Dear Ovia is an ongoing series where we answer your love and relationship questions. To submit a question, send us a message on Instagram. We answer all questions anonymously.
Dear Ovia, How to deal with a controlling MIL who says horrible things to her son?
First of all, let me just say that I am so sorry you’re dealing with this. Pregnancy is challenging on so many levels (even if everyone is healthy), and having conflict within the most important part of your family must be super stressful. Let’s talk about your role in this.
One of the biggest things that pregnancy and parenting changes is your primary relationship. Even though this question is about your mother-in-law, the solution can be found within your relationship with your husband. It’s his responsibility to set boundaries when it comes to his mother. This is obviously easier said than done, but at a bare minimum she should not be permitted to be hurtful to you or him in word or in action. And he has to lay that out for her.
She is going to need to hear what behavior is and is not OK when it comes to her relationship with him, with you, and with your growing family. And, unless you have an excellent relationship with her, she needs to hear this from him. I can imagine it’s going to be very difficult for him to set boundaries and consequences with her (especially if he hasn’t done this before), but I imagine this pattern is something that he wants to change as well.
This shouldn’t be your burden! But it is your burden to get the conversation going with your husband and separate yourself from your mother-in-law as much as possible until that’s accomplished.
If she is being verbally abusive and controlling, they may need more support than just talking as two adults. If therapy isn’t accessible to the two of them, is there a family member who is great with conflict resolution who could act as a mediator? A member of the community or a religious leader who could be present for this conversation? Now is the time to act on boundary setting for the wellness of your family.

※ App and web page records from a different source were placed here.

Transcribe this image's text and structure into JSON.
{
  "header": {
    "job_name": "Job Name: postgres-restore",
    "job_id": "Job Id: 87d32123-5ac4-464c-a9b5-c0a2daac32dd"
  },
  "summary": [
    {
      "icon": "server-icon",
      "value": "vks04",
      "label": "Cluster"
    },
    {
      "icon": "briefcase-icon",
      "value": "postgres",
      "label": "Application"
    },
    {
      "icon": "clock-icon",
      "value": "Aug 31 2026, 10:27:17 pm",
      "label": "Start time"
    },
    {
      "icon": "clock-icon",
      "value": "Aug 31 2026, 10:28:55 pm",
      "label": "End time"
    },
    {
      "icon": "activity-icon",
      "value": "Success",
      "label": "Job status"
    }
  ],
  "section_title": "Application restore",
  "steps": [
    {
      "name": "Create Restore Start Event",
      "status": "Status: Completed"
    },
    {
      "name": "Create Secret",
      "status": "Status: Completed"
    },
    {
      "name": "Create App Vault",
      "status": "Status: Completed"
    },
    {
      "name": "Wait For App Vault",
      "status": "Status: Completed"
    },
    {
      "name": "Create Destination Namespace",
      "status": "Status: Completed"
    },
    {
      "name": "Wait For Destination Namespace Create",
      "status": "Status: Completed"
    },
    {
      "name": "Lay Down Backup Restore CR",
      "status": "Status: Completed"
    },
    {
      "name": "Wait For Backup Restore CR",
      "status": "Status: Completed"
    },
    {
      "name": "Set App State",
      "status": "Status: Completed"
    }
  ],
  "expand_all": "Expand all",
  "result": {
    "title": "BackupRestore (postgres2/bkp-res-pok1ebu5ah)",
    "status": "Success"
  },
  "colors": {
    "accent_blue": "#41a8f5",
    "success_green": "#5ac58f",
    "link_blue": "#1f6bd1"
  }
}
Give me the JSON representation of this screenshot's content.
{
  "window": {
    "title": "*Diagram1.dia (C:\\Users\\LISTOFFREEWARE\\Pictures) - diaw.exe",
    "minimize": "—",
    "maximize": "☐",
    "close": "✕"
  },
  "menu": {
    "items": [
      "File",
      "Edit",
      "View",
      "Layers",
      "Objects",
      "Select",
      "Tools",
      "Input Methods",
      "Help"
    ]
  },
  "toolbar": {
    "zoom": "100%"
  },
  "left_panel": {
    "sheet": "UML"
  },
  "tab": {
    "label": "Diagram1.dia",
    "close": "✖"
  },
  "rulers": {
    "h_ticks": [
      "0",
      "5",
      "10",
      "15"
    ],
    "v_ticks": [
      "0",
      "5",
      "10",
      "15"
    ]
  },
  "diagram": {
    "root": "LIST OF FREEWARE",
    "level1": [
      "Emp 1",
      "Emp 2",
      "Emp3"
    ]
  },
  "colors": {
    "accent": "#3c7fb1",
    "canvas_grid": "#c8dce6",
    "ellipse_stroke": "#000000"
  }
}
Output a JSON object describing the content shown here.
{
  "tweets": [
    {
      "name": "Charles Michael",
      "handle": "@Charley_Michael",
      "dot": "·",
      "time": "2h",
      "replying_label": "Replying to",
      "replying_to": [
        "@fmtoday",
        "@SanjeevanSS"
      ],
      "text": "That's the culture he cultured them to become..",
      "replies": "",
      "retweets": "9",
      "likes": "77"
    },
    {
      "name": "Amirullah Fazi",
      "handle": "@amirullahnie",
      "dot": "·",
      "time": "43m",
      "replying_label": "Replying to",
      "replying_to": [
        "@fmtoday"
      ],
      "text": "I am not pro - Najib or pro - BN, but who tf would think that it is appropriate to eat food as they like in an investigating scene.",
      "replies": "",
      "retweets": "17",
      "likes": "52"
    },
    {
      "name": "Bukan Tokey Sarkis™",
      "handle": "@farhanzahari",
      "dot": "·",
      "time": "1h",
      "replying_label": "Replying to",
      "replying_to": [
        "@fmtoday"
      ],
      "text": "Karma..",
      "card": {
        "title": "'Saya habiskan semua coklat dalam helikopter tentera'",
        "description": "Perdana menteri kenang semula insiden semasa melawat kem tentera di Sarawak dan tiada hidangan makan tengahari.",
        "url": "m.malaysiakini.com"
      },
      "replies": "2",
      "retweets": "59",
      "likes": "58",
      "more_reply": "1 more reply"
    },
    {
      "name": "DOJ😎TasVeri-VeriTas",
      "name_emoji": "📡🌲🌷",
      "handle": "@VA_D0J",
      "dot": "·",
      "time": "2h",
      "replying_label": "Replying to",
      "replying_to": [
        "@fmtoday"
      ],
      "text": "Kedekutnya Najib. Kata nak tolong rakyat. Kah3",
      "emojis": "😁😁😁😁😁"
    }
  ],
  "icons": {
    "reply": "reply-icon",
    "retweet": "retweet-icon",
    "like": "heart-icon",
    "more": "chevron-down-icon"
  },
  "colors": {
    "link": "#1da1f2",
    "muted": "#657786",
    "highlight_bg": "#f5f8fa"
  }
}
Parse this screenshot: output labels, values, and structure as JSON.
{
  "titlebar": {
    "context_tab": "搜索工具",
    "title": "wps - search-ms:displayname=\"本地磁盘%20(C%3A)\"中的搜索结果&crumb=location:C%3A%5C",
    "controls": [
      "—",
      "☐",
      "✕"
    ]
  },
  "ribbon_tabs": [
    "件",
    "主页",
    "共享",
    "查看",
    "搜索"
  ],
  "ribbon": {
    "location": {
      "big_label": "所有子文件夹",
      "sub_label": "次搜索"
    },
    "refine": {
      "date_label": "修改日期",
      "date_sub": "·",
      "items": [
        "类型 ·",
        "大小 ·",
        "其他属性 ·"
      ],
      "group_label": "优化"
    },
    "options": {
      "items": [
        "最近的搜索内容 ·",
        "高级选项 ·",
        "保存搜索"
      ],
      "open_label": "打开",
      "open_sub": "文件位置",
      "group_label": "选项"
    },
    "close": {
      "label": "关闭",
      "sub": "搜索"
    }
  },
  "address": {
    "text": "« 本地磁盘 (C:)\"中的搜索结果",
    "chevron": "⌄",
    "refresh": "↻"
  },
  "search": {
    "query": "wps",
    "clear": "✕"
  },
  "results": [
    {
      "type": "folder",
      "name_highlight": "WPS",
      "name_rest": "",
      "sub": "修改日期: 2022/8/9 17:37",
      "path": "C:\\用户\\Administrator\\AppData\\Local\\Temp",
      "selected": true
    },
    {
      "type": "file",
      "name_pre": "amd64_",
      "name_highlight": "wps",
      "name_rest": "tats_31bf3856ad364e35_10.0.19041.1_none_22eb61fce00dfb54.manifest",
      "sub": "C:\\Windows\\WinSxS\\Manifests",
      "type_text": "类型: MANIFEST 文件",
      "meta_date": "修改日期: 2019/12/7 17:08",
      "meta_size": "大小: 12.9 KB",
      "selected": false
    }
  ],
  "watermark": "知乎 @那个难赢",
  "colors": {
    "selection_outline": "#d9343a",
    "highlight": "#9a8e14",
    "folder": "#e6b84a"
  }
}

Cycles of mistreatment can be broken, and hopefully your husband sees that there is some work that must be done — ideally as soon as possible.